Three Dark Crowns
by Kendare Blake
This book got me. Got me good. If we had been fighting a duel, I would have bowed my head, said, “Touche,” and apologized for however I had given offense. And then probably applauded my honorable opponent for the impressive victory.
And then the next thing I knew, I’d be flat on my back, completely stunned, looking up at the book smirking over me, hearing the onlookers making shocked noises at how badly I had been slammed. Because just when I thought the book was done – it wasn’t done. It was just setting me up for the knockout.
All right, enough metaphor: let’s just get into it, shall we?
This is a young adult fantasy novel, one with young female protagonists and a fair amount of romance and social drama – friendships being made and broken, trusted advisors turning traitor, and so on – and so it would most likely appeal to young female fantasy fans. But I am only one of those things, and I enjoyed reading the book, so don’t let me pigeonhole it: it’s a good fantasy novel. It’s the first in a series, so it’s setting up the world and the long-haul plot; both are interesting. The world is based around a magical island, hidden by mists and guarded, so the people believe, by a goddess. This goddess creates a new group of potential rulers for the island once a generation, and that group is always the same: a set of triplets, all girls, born to the previous queen.
The difficulty is that only one of the girls can become queen.
The other two have to die.
The other key factor here – and honestly, the part of this book I had the most trouble with (Other than the portrayal of a couple of the teenaged boys, who were idiots or cads, but I’m not going to complain about that because Lord knows there have been more than enough fantasy novels where the female characters are the crappy ones, and it’s certainly not all the guys in this book who are twits; just two, one idiot and one cad.

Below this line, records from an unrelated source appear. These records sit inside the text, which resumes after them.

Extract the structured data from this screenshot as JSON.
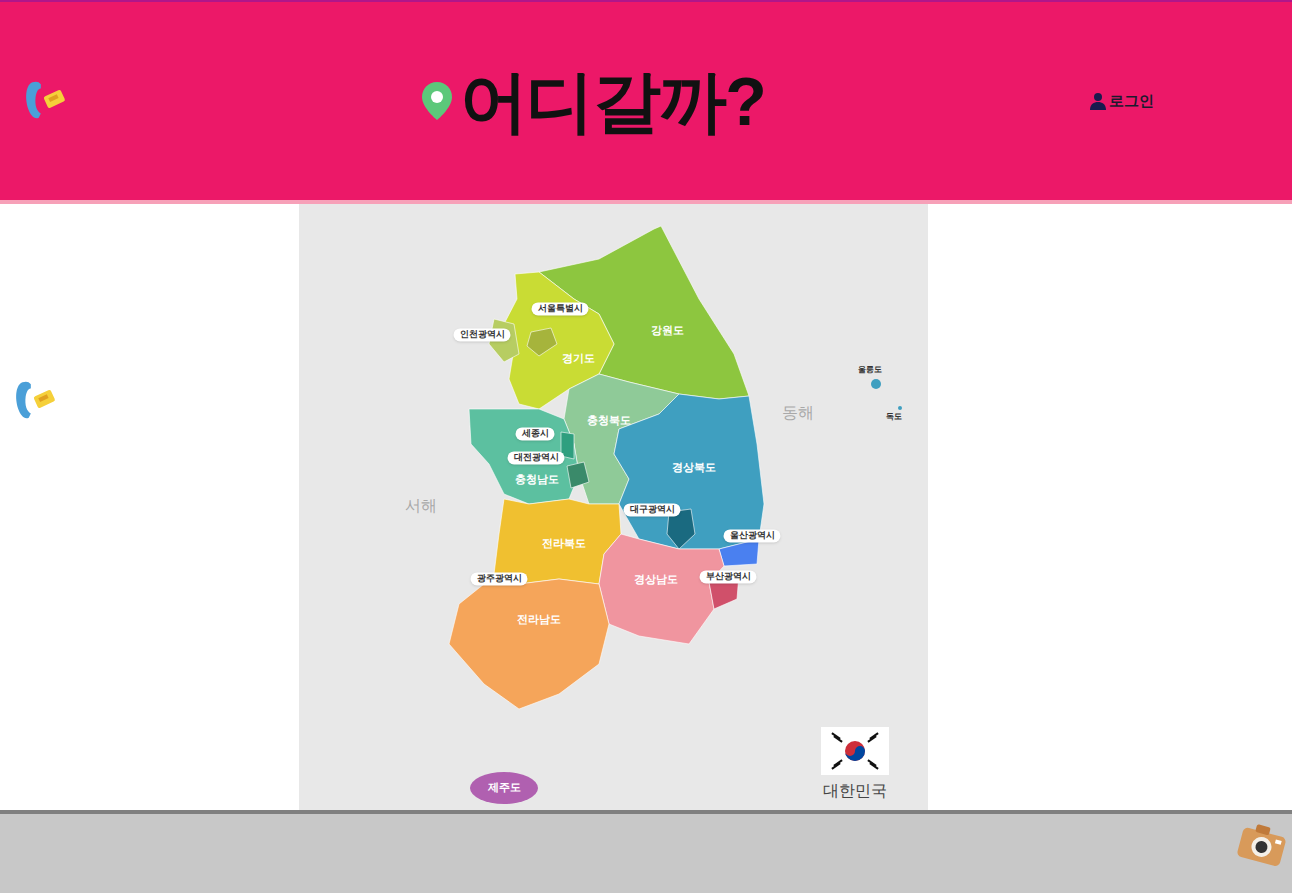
{
  "header": {
    "title": "어디갈까?",
    "login": "로그인"
  },
  "map": {
    "regions": [
      {
        "name": "강원도",
        "kind": "area",
        "color": "#8dc63f"
      },
      {
        "name": "경기도",
        "kind": "area",
        "color": "#c9dc34"
      },
      {
        "name": "서울특별시",
        "kind": "pill",
        "color": "#a6b43c"
      },
      {
        "name": "인천광역시",
        "kind": "pill",
        "color": "#b7cd62"
      },
      {
        "name": "충청북도",
        "kind": "area",
        "color": "#8fca98"
      },
      {
        "name": "충청남도",
        "kind": "area",
        "color": "#5cc0a0"
      },
      {
        "name": "세종시",
        "kind": "pill",
        "color": "#2f9f7f"
      },
      {
        "name": "대전광역시",
        "kind": "pill",
        "color": "#3a8a6a"
      },
      {
        "name": "경상북도",
        "kind": "area",
        "color": "#3f9fc0"
      },
      {
        "name": "대구광역시",
        "kind": "pill",
        "color": "#1a6a80"
      },
      {
        "name": "울산광역시",
        "kind": "pill",
        "color": "#4a80f0"
      },
      {
        "name": "전라북도",
        "kind": "area",
        "color": "#f0c030"
      },
      {
        "name": "경상남도",
        "kind": "area",
        "color": "#f0959f"
      },
      {
        "name": "부산광역시",
        "kind": "pill",
        "color": "#d0506a"
      },
      {
        "name": "광주광역시",
        "kind": "pill",
        "color": "#d08050"
      },
      {
        "name": "전라남도",
        "kind": "area",
        "color": "#f5a55a"
      },
      {
        "name": "제주도",
        "kind": "area",
        "color": "#b060b0"
      },
      {
        "name": "울릉도",
        "kind": "island",
        "color": "#3f9fc0"
      },
      {
        "name": "독도",
        "kind": "island",
        "color": "#3f9fc0"
      }
    ],
    "seas": [
      "동해",
      "서해"
    ],
    "country": "대한민국"
  }
}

I’ll just shut up and take my lumps.), because it doesn’t work terribly well – is that each of these triplets has a magical power. There are three main magical powers on the island, grouped into houses; whichever house has the triplet who wins the crown becomes the ruling council for the length of her reign. The three powers are: elemental control, animal telepathy, and – poison.
Look, I don’t mean to be one of those comic book guy, gaming fantasy nerds who complain about a fantasy world being not as good as, say, Tolkien; but this honestly felt off to me. The animal telepathy I’ve got no problem with; there’s not an epic fantasy story in the world that hasn’t made me want to pull a Doctor Doolittle. I want to speak to the Eagles like Gandalf, and run with the wolves like Perrin Aybara, and communicate with dragons like Daenerys Targaryen. So that power was great. The elemental power seemed overbroad, because that queen can do everything: she can bring storms, she can bring earthquakes, she can dance wreathed in fire. And on the other hand, the poison-powered queen can, umm, eat poison. And not die. That’s it. Seems lame in comparison. Also not terribly useful in a magical duel to the death. So I admit, that bugged me a little, particularly because the story is about these three girls approaching the age when they are supposed to start fighting over the throne, meaning they have to kill each other; and really, what are the odds here? The animal telepath can control animals and send them to kill her sisters, and the elemental sister can bring fiery wrath from the skies; the poison sister can – not die while she eats poison. I really couldn’t make that work well in my head, and so it was a bit of a stumbling block.
But here’s the thing: apart from that, the story is great. The girls have different power levels, which means some of them expect to die and others expect to kill their own sisters; and neither is a good place to be. That tension is very well done. The desperation of the weaker sisters to find some way to make their powers sufficient to survive and even kill, that’s also well done. And all of the intrigue, the social interactions, the boys hovering around them trying to become the consort of the next queen (which also means they have to bet on who’s going to win this fight), that was very well done. I liked all of that. I liked all three of the sisters’ characters, even though they’re all entirely different. I was trying to think of a way out of the conundrum they were in, and regretting that I couldn’t; that’s a sign of a good piece of writing, when it leaves the reader looking for a solution to the conflict.
But then: then it got me. At the very end (and no spoilers), an event happened that I pretty much expected, though the means of it was a surprise. But it turned out to have a twist, which I really didn’t expect; Blake set this plot up so well that I was genuinely thrown when the twist happened.
BUT THEN THERE WAS ANOTHER TWIST! Completely unexpected, totally out of left field. And that one, hooooooo BOY – that was the one that knocked me on my ass. But it was great, because it also changed the way I saw the book I had just read: I went from thinking it was okay, to finding it much more interesting once I had this new piece of information. And the best part about it was that it set up a whole different expectation for what would happen in the second book, which means that, of course I have to read that one, now.
So this was a good one. I will want to read the sequels before I recommend it entirely, because I’m not going to recommend a fantasy series that doesn’t end as well as it starts; but this was definitely a promising beginning.